» **Exercise description**
Each record is to be printed exactly as given, down to the last mark.

» **Data about app and page elements**
##############################

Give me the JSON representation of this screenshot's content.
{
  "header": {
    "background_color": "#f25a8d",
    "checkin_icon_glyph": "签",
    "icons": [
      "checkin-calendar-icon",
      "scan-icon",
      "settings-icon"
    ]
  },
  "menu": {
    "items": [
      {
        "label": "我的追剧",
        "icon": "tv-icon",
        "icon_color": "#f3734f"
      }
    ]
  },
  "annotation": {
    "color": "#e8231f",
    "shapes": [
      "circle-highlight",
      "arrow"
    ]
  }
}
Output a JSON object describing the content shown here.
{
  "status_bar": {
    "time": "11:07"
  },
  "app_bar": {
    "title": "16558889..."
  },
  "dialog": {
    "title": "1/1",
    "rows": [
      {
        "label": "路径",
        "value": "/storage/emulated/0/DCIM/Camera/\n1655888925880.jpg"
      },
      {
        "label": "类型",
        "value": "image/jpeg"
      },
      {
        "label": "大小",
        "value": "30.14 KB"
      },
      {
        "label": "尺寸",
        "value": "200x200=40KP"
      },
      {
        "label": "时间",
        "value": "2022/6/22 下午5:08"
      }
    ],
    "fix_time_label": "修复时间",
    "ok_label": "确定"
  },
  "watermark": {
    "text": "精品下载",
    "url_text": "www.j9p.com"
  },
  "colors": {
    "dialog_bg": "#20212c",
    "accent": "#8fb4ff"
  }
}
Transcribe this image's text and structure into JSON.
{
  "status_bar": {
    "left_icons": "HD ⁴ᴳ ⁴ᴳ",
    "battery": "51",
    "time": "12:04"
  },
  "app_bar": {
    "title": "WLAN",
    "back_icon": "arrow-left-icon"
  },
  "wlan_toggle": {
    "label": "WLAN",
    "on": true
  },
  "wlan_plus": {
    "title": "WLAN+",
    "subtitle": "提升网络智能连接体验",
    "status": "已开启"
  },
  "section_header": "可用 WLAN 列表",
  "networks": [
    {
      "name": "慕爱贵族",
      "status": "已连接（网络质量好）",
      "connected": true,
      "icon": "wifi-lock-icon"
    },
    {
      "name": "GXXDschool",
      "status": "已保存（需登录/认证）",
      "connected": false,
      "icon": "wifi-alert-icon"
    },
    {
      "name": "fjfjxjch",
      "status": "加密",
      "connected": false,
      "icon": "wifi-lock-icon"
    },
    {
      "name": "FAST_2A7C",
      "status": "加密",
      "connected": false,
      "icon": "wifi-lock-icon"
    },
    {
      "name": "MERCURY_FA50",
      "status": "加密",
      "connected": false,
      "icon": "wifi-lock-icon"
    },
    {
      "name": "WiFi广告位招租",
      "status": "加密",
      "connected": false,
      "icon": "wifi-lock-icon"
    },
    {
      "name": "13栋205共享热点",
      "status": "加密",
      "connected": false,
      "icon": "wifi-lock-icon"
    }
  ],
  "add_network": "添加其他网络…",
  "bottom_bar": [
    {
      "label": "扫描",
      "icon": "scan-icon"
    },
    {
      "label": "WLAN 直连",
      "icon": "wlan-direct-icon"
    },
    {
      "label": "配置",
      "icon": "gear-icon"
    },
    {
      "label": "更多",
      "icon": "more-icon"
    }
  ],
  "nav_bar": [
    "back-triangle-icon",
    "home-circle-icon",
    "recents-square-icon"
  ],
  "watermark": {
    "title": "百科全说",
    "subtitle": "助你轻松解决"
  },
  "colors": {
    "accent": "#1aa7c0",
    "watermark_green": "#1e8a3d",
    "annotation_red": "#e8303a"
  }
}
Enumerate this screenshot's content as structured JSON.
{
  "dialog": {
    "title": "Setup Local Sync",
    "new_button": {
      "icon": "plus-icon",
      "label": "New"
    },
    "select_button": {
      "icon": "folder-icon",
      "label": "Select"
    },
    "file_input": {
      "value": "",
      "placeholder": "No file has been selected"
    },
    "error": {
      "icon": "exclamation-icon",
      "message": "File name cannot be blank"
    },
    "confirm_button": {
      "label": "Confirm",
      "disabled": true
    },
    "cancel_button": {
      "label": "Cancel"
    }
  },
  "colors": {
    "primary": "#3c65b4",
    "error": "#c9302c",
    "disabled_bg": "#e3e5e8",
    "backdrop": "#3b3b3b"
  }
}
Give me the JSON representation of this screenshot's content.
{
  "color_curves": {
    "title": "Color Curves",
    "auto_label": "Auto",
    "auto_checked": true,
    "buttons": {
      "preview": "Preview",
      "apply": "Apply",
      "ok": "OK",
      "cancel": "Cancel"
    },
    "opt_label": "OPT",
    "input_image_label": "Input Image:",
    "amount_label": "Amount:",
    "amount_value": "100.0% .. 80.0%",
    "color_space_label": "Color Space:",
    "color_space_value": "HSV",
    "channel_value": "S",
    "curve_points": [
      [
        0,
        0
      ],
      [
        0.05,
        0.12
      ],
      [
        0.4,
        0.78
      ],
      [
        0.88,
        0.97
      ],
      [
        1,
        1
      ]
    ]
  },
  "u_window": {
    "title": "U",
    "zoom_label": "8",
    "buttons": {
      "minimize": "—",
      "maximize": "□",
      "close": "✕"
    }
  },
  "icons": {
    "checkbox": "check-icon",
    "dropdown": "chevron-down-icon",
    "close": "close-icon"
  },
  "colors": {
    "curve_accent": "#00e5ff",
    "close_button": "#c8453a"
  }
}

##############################

» **Answer space**
Give me the JSON representation of this screenshot's content.
{
  "header": {
    "background_color": "#f25a8d",
    "checkin_icon_glyph": "签",
    "icons": [
      "checkin-calendar-icon",
      "scan-icon",
      "settings-icon"
    ]
  },
  "menu": {
    "items": [
      {
        "label": "我的追剧",
        "icon": "tv-icon",
        "icon_color": "#f3734f"
      }
    ]
  },
  "annotation": {
    "color": "#e8231f",
    "shapes": [
      "circle-highlight",
      "arrow"
    ]
  }
}
Output a JSON object describing the content shown here.
{
  "status_bar": {
    "time": "11:07"
  },
  "app_bar": {
    "title": "16558889..."
  },
  "dialog": {
    "title": "1/1",
    "rows": [
      {
        "label": "路径",
        "value": "/storage/emulated/0/DCIM/Camera/\n1655888925880.jpg"
      },
      {
        "label": "类型",
        "value": "image/jpeg"
      },
      {
        "label": "大小",
        "value": "30.14 KB"
      },
      {
        "label": "尺寸",
        "value": "200x200=40KP"
      },
      {
        "label": "时间",
        "value": "2022/6/22 下午5:08"
      }
    ],
    "fix_time_label": "修复时间",
    "ok_label": "确定"
  },
  "watermark": {
    "text": "精品下载",
    "url_text": "www.j9p.com"
  },
  "colors": {
    "dialog_bg": "#20212c",
    "accent": "#8fb4ff"
  }
}
Transcribe this image's text and structure into JSON.
{
  "status_bar": {
    "left_icons": "HD ⁴ᴳ ⁴ᴳ",
    "battery": "51",
    "time": "12:04"
  },
  "app_bar": {
    "title": "WLAN",
    "back_icon": "arrow-left-icon"
  },
  "wlan_toggle": {
    "label": "WLAN",
    "on": true
  },
  "wlan_plus": {
    "title": "WLAN+",
    "subtitle": "提升网络智能连接体验",
    "status": "已开启"
  },
  "section_header": "可用 WLAN 列表",
  "networks": [
    {
      "name": "慕爱贵族",
      "status": "已连接（网络质量好）",
      "connected": true,
      "icon": "wifi-lock-icon"
    },
    {
      "name": "GXXDschool",
      "status": "已保存（需登录/认证）",
      "connected": false,
      "icon": "wifi-alert-icon"
    },
    {
      "name": "fjfjxjch",
      "status": "加密",
      "connected": false,
      "icon": "wifi-lock-icon"
    },
    {
      "name": "FAST_2A7C",
      "status": "加密",
      "connected": false,
      "icon": "wifi-lock-icon"
    },
    {
      "name": "MERCURY_FA50",
      "status": "加密",
      "connected": false,
      "icon": "wifi-lock-icon"
    },
    {
      "name": "WiFi广告位招租",
      "status": "加密",
      "connected": false,
      "icon": "wifi-lock-icon"
    },
    {
      "name": "13栋205共享热点",
      "status": "加密",
      "connected": false,
      "icon": "wifi-lock-icon"
    }
  ],
  "add_network": "添加其他网络…",
  "bottom_bar": [
    {
      "label": "扫描",
      "icon": "scan-icon"
    },
    {
      "label": "WLAN 直连",
      "icon": "wlan-direct-icon"
    },
    {
      "label": "配置",
      "icon": "gear-icon"
    },
    {
      "label": "更多",
      "icon": "more-icon"
    }
  ],
  "nav_bar": [
    "back-triangle-icon",
    "home-circle-icon",
    "recents-square-icon"
  ],
  "watermark": {
    "title": "百科全说",
    "subtitle": "助你轻松解决"
  },
  "colors": {
    "accent": "#1aa7c0",
    "watermark_green": "#1e8a3d",
    "annotation_red": "#e8303a"
  }
}
Enumerate this screenshot's content as structured JSON.
{
  "dialog": {
    "title": "Setup Local Sync",
    "new_button": {
      "icon": "plus-icon",
      "label": "New"
    },
    "select_button": {
      "icon": "folder-icon",
      "label": "Select"
    },
    "file_input": {
      "value": "",
      "placeholder": "No file has been selected"
    },
    "error": {
      "icon": "exclamation-icon",
      "message": "File name cannot be blank"
    },
    "confirm_button": {
      "label": "Confirm",
      "disabled": true
    },
    "cancel_button": {
      "label": "Cancel"
    }
  },
  "colors": {
    "primary": "#3c65b4",
    "error": "#c9302c",
    "disabled_bg": "#e3e5e8",
    "backdrop": "#3b3b3b"
  }
}
Give me the JSON representation of this screenshot's content.
{
  "color_curves": {
    "title": "Color Curves",
    "auto_label": "Auto",
    "auto_checked": true,
    "buttons": {
      "preview": "Preview",
      "apply": "Apply",
      "ok": "OK",
      "cancel": "Cancel"
    },
    "opt_label": "OPT",
    "input_image_label": "Input Image:",
    "amount_label": "Amount:",
    "amount_value": "100.0% .. 80.0%",
    "color_space_label": "Color Space:",
    "color_space_value": "HSV",
    "channel_value": "S",
    "curve_points": [
      [
        0,
        0
      ],
      [
        0.05,
        0.12
      ],
      [
        0.4,
        0.78
      ],
      [
        0.88,
        0.97
      ],
      [
        1,
        1
      ]
    ]
  },
  "u_window": {
    "title": "U",
    "zoom_label": "8",
    "buttons": {
      "minimize": "—",
      "maximize": "□",
      "close": "✕"
    }
  },
  "icons": {
    "checkbox": "check-icon",
    "dropdown": "chevron-down-icon",
    "close": "close-icon"
  },
  "colors": {
    "curve_accent": "#00e5ff",
    "close_button": "#c8453a"
  }
}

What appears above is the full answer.